Tumblebooks and TumbleReadables are two resources that every school library should consider. With Tumblebooks, students and teachers have access to a large selection of animated picture books for students to read or have read to them. A selection of read-along books and graphic novels are also available for older students. TumbleReadables is a collection of read-along books for students at the elementary, middle school and high school levels. All books come with audio narration and sentences are highlighted as the books are read.
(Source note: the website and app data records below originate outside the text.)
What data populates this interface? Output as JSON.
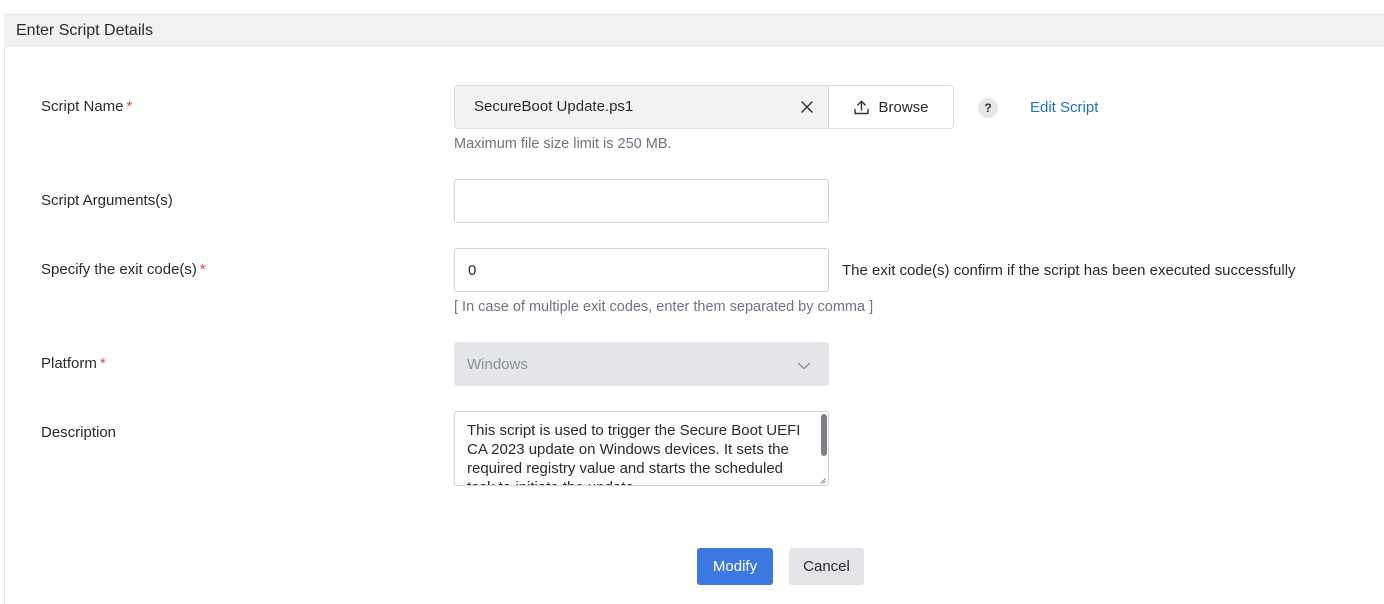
{
  "section": {
    "title": "Enter Script Details"
  },
  "fields": {
    "script_name": {
      "label": "Script Name",
      "required_mark": "*",
      "file_name": "SecureBoot Update.ps1",
      "clear_icon": "close-icon",
      "browse_label": "Browse",
      "browse_icon": "upload-icon",
      "help_label": "?",
      "edit_link": "Edit Script",
      "hint": "Maximum file size limit is 250 MB."
    },
    "script_arguments": {
      "label": "Script Arguments(s)",
      "value": ""
    },
    "exit_codes": {
      "label": "Specify the exit code(s)",
      "required_mark": "*",
      "value": "0",
      "note": "The exit code(s) confirm if the script has been executed successfully",
      "hint": "[ In case of multiple exit codes, enter them separated by comma ]"
    },
    "platform": {
      "label": "Platform",
      "required_mark": "*",
      "selected": "Windows",
      "icon": "chevron-down-icon"
    },
    "description": {
      "label": "Description",
      "value": "This script is used to trigger the Secure Boot UEFI CA 2023 update on Windows devices. It sets the required registry value and starts the scheduled task to initiate the update."
    }
  },
  "actions": {
    "modify_label": "Modify",
    "cancel_label": "Cancel"
  },
  "colors": {
    "accent": "#3c78e0",
    "link": "#1a73c8",
    "required": "#e5483b"
  }
}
Starfall was designed with beginning and struggling readers in mind. Focused on elementary students, children can go through multiple activities to help them learn to read and improve their reading skills. Students who need help with beginning reading skills will find animated stories and games designed to teach phonics, vowel sounds and sight words. Once students master those concepts, they move up to short poems and simple picture stories that focus on key words and short sentences. Longer passages and stories are available for students who become more confident readers.
Funbrain’s reading section contains games and online versions of popular books for kids. Struggling readers can practice their parts of speech by filling in MadLibs and creating silly stories or playing a round of Grammar Gorillas. Other games reinforce word roots, commonly confused words and key vocabulary words to help students develop their reading skills. Books include selections from the popular Diary of a Wimpy Kid series and Camp Confidential as well as comics such as “Lost Side of Suburbia.”
Often struggling readers become even more frustrated because they attempt to read books that are above their reading level, making even more difficult to understand what they are reading. When students know their Lexile levels, they have the ability to choose books to read that will be easier to understand. The Lexile Framework for Reading offers the “Find a Book” feature to help students find books that fit their reading level and their interests. Students who do not know their Lexile levels can still use the feature by entering the grade-level and answering a few simple questions.
Scholastic offers help for struggling readers with its selection of Listen and Read books and articles from Scholastic’s magazines. Both collections provide struggling readers with engaging non-fiction texts. The Listen and Read books offer audio narration for struggling readers, while the magazine articles put complex topics in kid-friendly terms and provide teachers of all subjects with materials they can incorporate in their lessons to help struggling readers without compromising their standards.
Give these sites a try and post your comments below. Thanks for reading the educational technology blog Teach Amazing!